**THE PROBLEM:**
Each record is to be duplicated exactly, with nothing added.

**GIVEN RECORDS:**

BEGIN

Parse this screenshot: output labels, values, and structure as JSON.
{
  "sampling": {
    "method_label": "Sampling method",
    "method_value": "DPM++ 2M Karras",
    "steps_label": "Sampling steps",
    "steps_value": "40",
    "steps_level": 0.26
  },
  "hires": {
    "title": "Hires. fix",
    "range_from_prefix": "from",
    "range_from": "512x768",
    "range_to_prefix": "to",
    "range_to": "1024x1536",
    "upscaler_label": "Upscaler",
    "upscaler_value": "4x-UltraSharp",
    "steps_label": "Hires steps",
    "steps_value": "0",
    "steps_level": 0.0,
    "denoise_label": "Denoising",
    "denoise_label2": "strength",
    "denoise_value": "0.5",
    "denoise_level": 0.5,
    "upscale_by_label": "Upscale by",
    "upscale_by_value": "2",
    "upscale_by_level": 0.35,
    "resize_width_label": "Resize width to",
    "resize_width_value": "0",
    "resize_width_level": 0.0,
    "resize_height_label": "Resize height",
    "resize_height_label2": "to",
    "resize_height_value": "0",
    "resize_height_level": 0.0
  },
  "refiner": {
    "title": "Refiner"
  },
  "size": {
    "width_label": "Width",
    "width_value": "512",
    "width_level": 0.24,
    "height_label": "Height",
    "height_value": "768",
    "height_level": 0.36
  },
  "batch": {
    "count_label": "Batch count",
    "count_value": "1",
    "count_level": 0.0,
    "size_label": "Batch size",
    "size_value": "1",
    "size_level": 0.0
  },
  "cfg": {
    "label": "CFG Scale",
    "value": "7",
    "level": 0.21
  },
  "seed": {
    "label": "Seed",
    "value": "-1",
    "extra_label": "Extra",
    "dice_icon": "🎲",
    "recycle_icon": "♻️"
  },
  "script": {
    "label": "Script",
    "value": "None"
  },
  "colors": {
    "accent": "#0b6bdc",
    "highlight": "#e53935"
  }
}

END

**RESPONSE BELOW:**
Parse this screenshot: output labels, values, and structure as JSON.
{
  "sampling": {
    "method_label": "Sampling method",
    "method_value": "DPM++ 2M Karras",
    "steps_label": "Sampling steps",
    "steps_value": "40",
    "steps_level": 0.26
  },
  "hires": {
    "title": "Hires. fix",
    "range_from_prefix": "from",
    "range_from": "512x768",
    "range_to_prefix": "to",
    "range_to": "1024x1536",
    "upscaler_label": "Upscaler",
    "upscaler_value": "4x-UltraSharp",
    "steps_label": "Hires steps",
    "steps_value": "0",
    "steps_level": 0.0,
    "denoise_label": "Denoising",
    "denoise_label2": "strength",
    "denoise_value": "0.5",
    "denoise_level": 0.5,
    "upscale_by_label": "Upscale by",
    "upscale_by_value": "2",
    "upscale_by_level": 0.35,
    "resize_width_label": "Resize width to",
    "resize_width_value": "0",
    "resize_width_level": 0.0,
    "resize_height_label": "Resize height",
    "resize_height_label2": "to",
    "resize_height_value": "0",
    "resize_height_level": 0.0
  },
  "refiner": {
    "title": "Refiner"
  },
  "size": {
    "width_label": "Width",
    "width_value": "512",
    "width_level": 0.24,
    "height_label": "Height",
    "height_value": "768",
    "height_level": 0.36
  },
  "batch": {
    "count_label": "Batch count",
    "count_value": "1",
    "count_level": 0.0,
    "size_label": "Batch size",
    "size_value": "1",
    "size_level": 0.0
  },
  "cfg": {
    "label": "CFG Scale",
    "value": "7",
    "level": 0.21
  },
  "seed": {
    "label": "Seed",
    "value": "-1",
    "extra_label": "Extra",
    "dice_icon": "🎲",
    "recycle_icon": "♻️"
  },
  "script": {
    "label": "Script",
    "value": "None"
  },
  "colors": {
    "accent": "#0b6bdc",
    "highlight": "#e53935"
  }
}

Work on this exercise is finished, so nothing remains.